Woolworths identified the issue and disclosed it to the Fair Work Ombudsman and the Australian Securities Exchange in 2019.  The underpayments came as a result of staff being paid a salary that included provision for ordinary hours and some overtime, however the actual hours that the staff worked was in excess of the modelling, resulting in the underpayments.

The regulator then investigated the underpayments of the managers and assessed the records of a sample of 70 in-store salaried managers for their work between March 2018 and March 2019.

The FWO alleges that Woolworths Group Limited underpaid those 70 employees a total of $1,172,282 during this period. Despite back-payments, the FWO alleges that a total of $713,395 of underpayments remains outstanding to these employees.

The FWO is seeking court orders for Woolworths Group Limited to rectify the total outstanding underpayments in relation to the 70 managers whose records were assessed – and for both companies to then apply those calculation methods to rectify any underpayments owed to all other affected salaried managers, plus interest and superannuation.

Fair Work Ombudsman Sandra Parker said that addressing allegations of non-compliance in the corporate sector and ensuring remediation programs were being undertaken correctly was a priority.

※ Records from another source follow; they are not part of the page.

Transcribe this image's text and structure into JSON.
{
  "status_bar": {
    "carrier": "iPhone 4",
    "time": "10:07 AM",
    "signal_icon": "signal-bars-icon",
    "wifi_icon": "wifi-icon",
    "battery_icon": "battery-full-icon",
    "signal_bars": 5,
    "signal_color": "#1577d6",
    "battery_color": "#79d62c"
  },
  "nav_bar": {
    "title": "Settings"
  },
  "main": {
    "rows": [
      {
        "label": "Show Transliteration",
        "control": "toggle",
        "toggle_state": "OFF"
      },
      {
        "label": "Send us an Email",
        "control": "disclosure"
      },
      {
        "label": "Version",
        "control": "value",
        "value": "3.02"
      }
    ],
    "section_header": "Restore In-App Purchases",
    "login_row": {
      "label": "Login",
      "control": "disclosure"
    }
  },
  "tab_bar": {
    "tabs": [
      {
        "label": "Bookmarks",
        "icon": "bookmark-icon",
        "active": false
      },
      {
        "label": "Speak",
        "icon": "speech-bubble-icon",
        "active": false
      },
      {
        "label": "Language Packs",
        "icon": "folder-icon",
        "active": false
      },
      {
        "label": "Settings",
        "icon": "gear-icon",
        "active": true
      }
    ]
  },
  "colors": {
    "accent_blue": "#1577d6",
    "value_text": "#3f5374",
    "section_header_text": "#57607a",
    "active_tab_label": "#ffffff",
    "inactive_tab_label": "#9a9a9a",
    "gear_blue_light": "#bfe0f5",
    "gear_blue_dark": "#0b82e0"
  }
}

“We allege that Woolworths failed to ensure that annual salaries were sufficient when compared to the actual hours worked, leaving their salaried managers significantly underpaid. We also allege that significant underpayments have not been fully back-paid, and we will seek court orders for Woolworths to recalculate and rectify all underpayments for all affected employees.”

“This court action highlights that large employers face serious consequences if they do not prioritise workplace law compliance among other aspects of their business. All employers can contact the Fair Work Ombudsman if they need assistance complying with Australia’s workplace laws,” Ms Parker said.

The FWO alleges the two companies’ annual salary modelling did not completely provide for all employee entitlements, given the additional  for various overtime rates, weekend and public holiday penalty rates, meal allowances and annual leave loading owed under the General Retail Industry Award 2010, given actual hours worked.

The FWO alleges that the underpayments for the 70 managers range from $289 to $85,905 during the one-year timeframe. They were all full-time employees, engaged as team support, team managers or duty managers, and based primarily in Sydney, Melbourne or Brisbane.

In total, there were about 19,000 salaried managers employed by the two Woolworths companies between June 2015 and September 2019, which included full-time and part-time employees from every state and territory.

The FWO also alleges that Woolworths Group Limited and Woolworths (South Australia) Pty Limited failed to make or keep records which specified the number of overtime hours worked by the salaried managers or that detailed the loadings, penalty rates or monetary allowances applicable to the hours worked by the salaried managers.

The FWO is seeking orders for penalties against Woolworths Group Limited and Woolworths (South Australia) Pty Limited. A directions hearing in the Federal Court in Sydney is still to be scheduled.